Provided records |
◇ ◇ ◇ ◇ ◇

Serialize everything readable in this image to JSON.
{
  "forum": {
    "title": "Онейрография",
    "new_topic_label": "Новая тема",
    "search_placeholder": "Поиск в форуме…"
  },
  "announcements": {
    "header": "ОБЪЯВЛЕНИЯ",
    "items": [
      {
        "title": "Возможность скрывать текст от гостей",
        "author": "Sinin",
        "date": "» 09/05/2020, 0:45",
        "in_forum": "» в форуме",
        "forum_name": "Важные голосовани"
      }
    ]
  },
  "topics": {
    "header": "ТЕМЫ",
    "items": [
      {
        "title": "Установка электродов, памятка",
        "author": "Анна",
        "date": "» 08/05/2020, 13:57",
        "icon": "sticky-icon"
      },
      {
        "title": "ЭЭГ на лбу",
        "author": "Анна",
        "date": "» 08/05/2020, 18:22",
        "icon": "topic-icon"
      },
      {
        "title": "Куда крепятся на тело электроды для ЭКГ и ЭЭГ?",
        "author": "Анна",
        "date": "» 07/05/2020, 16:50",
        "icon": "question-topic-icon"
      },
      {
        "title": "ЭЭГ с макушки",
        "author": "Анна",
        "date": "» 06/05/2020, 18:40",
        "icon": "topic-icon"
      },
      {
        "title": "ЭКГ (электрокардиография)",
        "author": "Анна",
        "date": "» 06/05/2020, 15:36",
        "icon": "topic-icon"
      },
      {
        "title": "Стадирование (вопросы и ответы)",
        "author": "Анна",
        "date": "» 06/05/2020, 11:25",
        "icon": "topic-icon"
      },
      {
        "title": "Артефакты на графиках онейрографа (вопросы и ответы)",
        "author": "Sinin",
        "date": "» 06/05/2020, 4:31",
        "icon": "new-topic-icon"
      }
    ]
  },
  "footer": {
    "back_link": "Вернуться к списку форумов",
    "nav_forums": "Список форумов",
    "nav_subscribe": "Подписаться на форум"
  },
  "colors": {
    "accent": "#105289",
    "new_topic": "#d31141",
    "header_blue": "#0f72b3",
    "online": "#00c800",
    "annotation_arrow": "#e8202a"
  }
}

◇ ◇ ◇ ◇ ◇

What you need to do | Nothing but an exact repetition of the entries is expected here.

Response below |
Serialize everything readable in this image to JSON.
{
  "forum": {
    "title": "Онейрография",
    "new_topic_label": "Новая тема",
    "search_placeholder": "Поиск в форуме…"
  },
  "announcements": {
    "header": "ОБЪЯВЛЕНИЯ",
    "items": [
      {
        "title": "Возможность скрывать текст от гостей",
        "author": "Sinin",
        "date": "» 09/05/2020, 0:45",
        "in_forum": "» в форуме",
        "forum_name": "Важные голосовани"
      }
    ]
  },
  "topics": {
    "header": "ТЕМЫ",
    "items": [
      {
        "title": "Установка электродов, памятка",
        "author": "Анна",
        "date": "» 08/05/2020, 13:57",
        "icon": "sticky-icon"
      },
      {
        "title": "ЭЭГ на лбу",
        "author": "Анна",
        "date": "» 08/05/2020, 18:22",
        "icon": "topic-icon"
      },
      {
        "title": "Куда крепятся на тело электроды для ЭКГ и ЭЭГ?",
        "author": "Анна",
        "date": "» 07/05/2020, 16:50",
        "icon": "question-topic-icon"
      },
      {
        "title": "ЭЭГ с макушки",
        "author": "Анна",
        "date": "» 06/05/2020, 18:40",
        "icon": "topic-icon"
      },
      {
        "title": "ЭКГ (электрокардиография)",
        "author": "Анна",
        "date": "» 06/05/2020, 15:36",
        "icon": "topic-icon"
      },
      {
        "title": "Стадирование (вопросы и ответы)",
        "author": "Анна",
        "date": "» 06/05/2020, 11:25",
        "icon": "topic-icon"
      },
      {
        "title": "Артефакты на графиках онейрографа (вопросы и ответы)",
        "author": "Sinin",
        "date": "» 06/05/2020, 4:31",
        "icon": "new-topic-icon"
      }
    ]
  },
  "footer": {
    "back_link": "Вернуться к списку форумов",
    "nav_forums": "Список форумов",
    "nav_subscribe": "Подписаться на форум"
  },
  "colors": {
    "accent": "#105289",
    "new_topic": "#d31141",
    "header_blue": "#0f72b3",
    "online": "#00c800",
    "annotation_arrow": "#e8202a"
  }
}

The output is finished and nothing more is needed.